THE PROBLEM: Take the data below and filter it for lines containing the word "kind"; show each line found.

SOURCE MATERIAL:
[Start of section]

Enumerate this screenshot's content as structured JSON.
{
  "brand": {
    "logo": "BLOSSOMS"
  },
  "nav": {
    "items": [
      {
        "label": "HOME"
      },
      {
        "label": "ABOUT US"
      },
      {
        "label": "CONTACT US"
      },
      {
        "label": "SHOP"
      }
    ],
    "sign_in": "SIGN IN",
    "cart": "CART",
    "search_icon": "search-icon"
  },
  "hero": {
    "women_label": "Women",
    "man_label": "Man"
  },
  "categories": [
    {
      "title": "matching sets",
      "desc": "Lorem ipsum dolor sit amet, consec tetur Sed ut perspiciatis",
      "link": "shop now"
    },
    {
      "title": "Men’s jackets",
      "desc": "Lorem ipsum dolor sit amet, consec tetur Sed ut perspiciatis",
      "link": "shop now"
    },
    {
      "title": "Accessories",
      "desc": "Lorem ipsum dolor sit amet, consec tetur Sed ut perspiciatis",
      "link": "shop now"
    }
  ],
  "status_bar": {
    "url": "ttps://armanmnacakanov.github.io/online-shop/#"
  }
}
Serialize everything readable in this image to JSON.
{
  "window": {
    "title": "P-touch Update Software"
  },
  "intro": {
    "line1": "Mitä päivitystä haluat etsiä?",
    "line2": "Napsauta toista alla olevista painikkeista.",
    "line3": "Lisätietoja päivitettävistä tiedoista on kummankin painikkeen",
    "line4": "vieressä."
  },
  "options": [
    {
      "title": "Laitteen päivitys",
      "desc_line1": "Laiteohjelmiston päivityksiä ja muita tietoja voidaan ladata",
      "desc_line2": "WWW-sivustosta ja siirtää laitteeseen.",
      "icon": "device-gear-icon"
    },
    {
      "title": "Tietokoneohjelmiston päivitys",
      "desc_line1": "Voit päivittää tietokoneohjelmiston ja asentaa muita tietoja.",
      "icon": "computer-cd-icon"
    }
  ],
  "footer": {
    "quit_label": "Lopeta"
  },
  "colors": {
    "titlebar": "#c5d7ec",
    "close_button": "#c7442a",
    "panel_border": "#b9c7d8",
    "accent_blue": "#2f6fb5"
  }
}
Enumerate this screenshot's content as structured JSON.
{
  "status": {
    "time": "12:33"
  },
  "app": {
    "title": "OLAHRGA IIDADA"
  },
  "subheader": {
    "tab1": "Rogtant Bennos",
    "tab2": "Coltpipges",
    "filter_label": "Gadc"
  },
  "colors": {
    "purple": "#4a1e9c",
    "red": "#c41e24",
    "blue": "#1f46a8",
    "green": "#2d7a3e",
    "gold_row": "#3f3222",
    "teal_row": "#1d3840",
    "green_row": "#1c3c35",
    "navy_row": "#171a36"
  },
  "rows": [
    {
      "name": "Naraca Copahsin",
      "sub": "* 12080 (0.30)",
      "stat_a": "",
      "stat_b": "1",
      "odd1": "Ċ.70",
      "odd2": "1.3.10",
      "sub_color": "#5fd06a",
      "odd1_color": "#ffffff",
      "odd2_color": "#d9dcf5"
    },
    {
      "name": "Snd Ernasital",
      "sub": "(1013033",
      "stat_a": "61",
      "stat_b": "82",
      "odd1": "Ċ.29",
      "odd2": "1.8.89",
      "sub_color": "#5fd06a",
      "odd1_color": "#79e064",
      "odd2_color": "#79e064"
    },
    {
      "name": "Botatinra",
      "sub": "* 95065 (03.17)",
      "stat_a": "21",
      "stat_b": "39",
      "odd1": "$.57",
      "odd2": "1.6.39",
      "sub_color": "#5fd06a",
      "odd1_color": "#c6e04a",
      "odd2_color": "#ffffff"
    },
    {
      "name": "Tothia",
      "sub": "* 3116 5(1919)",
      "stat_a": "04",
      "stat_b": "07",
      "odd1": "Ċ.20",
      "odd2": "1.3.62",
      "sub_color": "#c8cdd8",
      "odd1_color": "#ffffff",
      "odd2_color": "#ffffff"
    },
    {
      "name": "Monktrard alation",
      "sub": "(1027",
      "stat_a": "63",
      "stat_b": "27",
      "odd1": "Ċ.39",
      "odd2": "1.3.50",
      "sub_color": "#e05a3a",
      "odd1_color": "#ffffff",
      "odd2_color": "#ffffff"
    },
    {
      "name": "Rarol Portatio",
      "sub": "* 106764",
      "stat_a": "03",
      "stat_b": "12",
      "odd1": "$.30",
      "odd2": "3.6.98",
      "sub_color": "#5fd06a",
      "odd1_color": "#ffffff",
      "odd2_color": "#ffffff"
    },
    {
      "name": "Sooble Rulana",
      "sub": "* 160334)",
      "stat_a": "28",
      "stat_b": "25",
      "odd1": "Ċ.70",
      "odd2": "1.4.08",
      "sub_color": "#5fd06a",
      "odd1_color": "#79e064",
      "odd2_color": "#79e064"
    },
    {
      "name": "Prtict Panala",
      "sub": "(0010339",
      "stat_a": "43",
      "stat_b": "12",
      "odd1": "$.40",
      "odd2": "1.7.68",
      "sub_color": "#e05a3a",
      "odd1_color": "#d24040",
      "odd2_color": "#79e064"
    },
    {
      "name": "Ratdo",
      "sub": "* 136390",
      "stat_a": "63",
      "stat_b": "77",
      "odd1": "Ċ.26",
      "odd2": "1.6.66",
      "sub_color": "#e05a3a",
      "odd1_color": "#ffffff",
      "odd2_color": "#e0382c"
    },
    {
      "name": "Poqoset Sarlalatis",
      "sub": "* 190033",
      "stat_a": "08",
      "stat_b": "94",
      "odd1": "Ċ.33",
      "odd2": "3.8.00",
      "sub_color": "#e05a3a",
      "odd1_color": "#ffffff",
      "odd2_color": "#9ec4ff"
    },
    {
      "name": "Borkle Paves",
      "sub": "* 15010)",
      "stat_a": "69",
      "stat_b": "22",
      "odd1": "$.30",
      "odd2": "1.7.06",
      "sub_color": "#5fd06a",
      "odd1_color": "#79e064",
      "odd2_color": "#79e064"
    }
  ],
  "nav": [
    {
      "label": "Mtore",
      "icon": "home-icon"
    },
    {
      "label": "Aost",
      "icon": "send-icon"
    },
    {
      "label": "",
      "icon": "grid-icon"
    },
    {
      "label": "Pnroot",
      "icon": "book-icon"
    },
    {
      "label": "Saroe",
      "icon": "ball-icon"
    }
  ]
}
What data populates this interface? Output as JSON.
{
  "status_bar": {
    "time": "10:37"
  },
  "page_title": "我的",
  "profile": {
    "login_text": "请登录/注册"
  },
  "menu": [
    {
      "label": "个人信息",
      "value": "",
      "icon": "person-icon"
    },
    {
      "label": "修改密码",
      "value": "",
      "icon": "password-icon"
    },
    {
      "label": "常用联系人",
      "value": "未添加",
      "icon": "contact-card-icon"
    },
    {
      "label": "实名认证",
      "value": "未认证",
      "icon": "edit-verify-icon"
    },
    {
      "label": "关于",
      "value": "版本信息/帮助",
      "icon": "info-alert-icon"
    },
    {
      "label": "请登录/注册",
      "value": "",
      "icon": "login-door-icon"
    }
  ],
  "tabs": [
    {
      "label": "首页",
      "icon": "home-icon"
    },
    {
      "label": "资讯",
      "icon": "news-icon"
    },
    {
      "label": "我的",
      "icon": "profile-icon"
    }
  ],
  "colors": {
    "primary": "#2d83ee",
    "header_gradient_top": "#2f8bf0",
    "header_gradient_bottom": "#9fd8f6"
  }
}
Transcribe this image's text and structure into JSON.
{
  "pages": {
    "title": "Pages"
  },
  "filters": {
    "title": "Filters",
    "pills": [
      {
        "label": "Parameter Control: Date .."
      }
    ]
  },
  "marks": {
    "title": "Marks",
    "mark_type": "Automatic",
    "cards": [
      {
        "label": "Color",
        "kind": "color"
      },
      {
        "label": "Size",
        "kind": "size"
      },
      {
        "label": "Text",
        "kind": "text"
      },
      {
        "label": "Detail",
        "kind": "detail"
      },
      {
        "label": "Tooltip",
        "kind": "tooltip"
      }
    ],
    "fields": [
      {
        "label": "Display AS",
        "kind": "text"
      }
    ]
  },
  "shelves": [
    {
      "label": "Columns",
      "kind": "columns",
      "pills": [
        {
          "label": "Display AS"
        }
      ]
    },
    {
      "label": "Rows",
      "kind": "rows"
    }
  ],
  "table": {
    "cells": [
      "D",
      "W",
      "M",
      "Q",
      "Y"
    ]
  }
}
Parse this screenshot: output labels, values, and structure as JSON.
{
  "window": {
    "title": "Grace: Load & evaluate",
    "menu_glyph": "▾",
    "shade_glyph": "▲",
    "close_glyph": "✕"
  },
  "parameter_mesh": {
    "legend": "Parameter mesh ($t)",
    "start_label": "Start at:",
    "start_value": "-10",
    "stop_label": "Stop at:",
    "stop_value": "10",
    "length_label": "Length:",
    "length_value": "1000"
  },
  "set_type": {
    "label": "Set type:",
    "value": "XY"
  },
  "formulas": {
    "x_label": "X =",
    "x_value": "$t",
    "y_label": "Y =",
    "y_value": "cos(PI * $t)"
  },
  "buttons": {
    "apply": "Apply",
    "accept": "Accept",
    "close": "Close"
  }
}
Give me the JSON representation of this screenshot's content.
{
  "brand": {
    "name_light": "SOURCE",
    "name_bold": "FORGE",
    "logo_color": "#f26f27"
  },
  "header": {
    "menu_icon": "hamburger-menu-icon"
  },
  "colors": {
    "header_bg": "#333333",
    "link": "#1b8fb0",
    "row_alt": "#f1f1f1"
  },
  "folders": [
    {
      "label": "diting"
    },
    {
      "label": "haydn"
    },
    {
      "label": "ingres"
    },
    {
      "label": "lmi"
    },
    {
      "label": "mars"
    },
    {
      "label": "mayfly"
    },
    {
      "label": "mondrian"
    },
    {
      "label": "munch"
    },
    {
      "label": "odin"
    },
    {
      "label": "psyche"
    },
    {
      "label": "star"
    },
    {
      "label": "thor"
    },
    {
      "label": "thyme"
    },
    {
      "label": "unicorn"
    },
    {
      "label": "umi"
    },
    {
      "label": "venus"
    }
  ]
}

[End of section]

TASK OUTPUT:
        "kind": "color"
        "kind": "size"
        "kind": "text"
        "kind": "detail"
        "kind": "tooltip"
        "kind": "text"
      "kind": "columns",
      "kind": "rows"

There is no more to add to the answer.